If you hold stocks or bonds through Robinhood and the company were to go bankrupt, the SIPC would protect your assets up to $500,000. You would get your stock and bond positions returned to you, either directly or through a transfer to a new brokerage firm. It’s important to note, however, that the SIPC does not protect investors from losses due to further price drops or any price drops they may have already experienced.
What Happens to Robinhood Cash Management Customers’ Deposits?
If you hold cash deposits in a Robinhood Cash Management account and the company were to go bankrupt, your deposits would be protected up to $250,000 through the FDIC insurance provided by Robinhood’s partner banks. Your deposits would be transferred to another FDIC-insured bank, ensuring that you don’t lose your funds.
What Happens to Robinhood Crypto Customers’ Assets?
Unlike traditional securities, cryptocurrencies are not protected by the SIPC. However, Robinhood has a separate third-party commercial insurance policy in place against crypto theft. This means that if Robinhood were to go out of business, your crypto assets would be covered by this insurance policy. It’s important to note, however, that this insurance policy does not protect against losses due to market fluctuations or bad investment decisions.
Learn More: Can You Transfer Money From PayPal to Robinhood?
The Likelihood of Robinhood Going Out of Business
While concerns about Robinhood’s financial stability are understandable, it’s important to note that the likelihood of the company going bankrupt is relatively low. Despite facing regulatory challenges and criticism over its business model, Robinhood remains a popular choice among investors and has a loyal user base. In addition, the company has raised significant funding from investors and has a valuation of over $11 billion.
That being said, it’s always a good idea to be prepared for the worst-case scenario. By understanding the protections and insurance policies in place for Robinhood investors, you can feel confident that your assets are safe even in the unlikely event of Robinhood going out of business.
Conclusion | Is Robinhood Going Out of Business?
In conclusion, Robinhood investors can rest easy knowing that their assets are protected by the SIPC and FDIC insurance policies in the unlikely event of Robinhood going bankrupt. While concerns about the company’s financial stability are understandable, the likelihood of this happening is relatively low. By understanding the protections in place for your investments, you can make informed decisions and invest with confidence.
Learn More: WarOnRugs Rug Pulls Fairmoon, Steals $500,000
FAQs | Is Robinhood Going Out of Business?
Q1: Can I lose money if Robinhood goes out of business?
While your investments are protected by the SIPC and FDIC insurance policies, they are not protected against losses due to market fluctuations or bad investment decisions.
Q2: What happens to my stocks and bonds if Robinhood goes bankrupt?

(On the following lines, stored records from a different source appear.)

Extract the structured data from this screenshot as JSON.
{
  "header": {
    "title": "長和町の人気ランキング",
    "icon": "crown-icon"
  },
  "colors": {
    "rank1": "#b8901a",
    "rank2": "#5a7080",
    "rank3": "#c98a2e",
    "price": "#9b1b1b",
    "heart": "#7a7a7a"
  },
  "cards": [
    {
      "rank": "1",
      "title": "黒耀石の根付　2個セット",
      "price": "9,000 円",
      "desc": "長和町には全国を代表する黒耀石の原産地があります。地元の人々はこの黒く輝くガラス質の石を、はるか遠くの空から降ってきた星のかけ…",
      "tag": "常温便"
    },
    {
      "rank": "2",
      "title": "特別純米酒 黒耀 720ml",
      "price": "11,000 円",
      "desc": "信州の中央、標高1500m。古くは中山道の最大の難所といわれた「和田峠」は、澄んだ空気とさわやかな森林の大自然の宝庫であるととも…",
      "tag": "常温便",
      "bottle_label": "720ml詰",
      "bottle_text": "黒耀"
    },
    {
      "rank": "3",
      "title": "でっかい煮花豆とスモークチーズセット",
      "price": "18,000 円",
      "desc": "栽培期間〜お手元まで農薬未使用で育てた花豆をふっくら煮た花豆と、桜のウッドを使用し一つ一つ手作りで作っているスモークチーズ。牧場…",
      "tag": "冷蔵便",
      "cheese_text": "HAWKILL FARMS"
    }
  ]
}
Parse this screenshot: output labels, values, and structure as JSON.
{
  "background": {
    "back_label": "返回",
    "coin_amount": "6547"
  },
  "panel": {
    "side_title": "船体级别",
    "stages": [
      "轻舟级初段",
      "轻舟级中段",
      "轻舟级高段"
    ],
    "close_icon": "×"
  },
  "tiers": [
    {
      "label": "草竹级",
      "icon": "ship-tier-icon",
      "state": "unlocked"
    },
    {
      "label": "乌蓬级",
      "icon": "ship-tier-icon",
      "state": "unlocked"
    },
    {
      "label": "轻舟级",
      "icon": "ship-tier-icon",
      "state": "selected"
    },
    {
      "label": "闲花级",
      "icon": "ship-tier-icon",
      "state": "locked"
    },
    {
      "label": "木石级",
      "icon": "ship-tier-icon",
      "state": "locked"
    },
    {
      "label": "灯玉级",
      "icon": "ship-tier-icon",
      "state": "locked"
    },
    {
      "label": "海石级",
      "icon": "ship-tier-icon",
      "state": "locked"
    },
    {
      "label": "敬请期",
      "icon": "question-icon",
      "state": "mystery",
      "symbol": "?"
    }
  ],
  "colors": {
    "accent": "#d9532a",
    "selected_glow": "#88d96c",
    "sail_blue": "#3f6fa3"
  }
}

Your stocks and bonds would be protected by the SIPC and returned to you, either directly or through a transfer to a new brokerage firm.
Q3: Is my cash in Robinhood Cash Management insured?
Yes, your cash deposits in a Robinhood Cash Management account are FDIC-insured up to $250,000 through the partner banks.
Q4: What happens to my cryptocurrency if Robinhood goes out of business?
Cryptocurrencies are not protected by the SIPC, but Robinhood has a separate insurance policy in place against crypto theft.
1 thought on “Is Robinhood Going Out of Business?”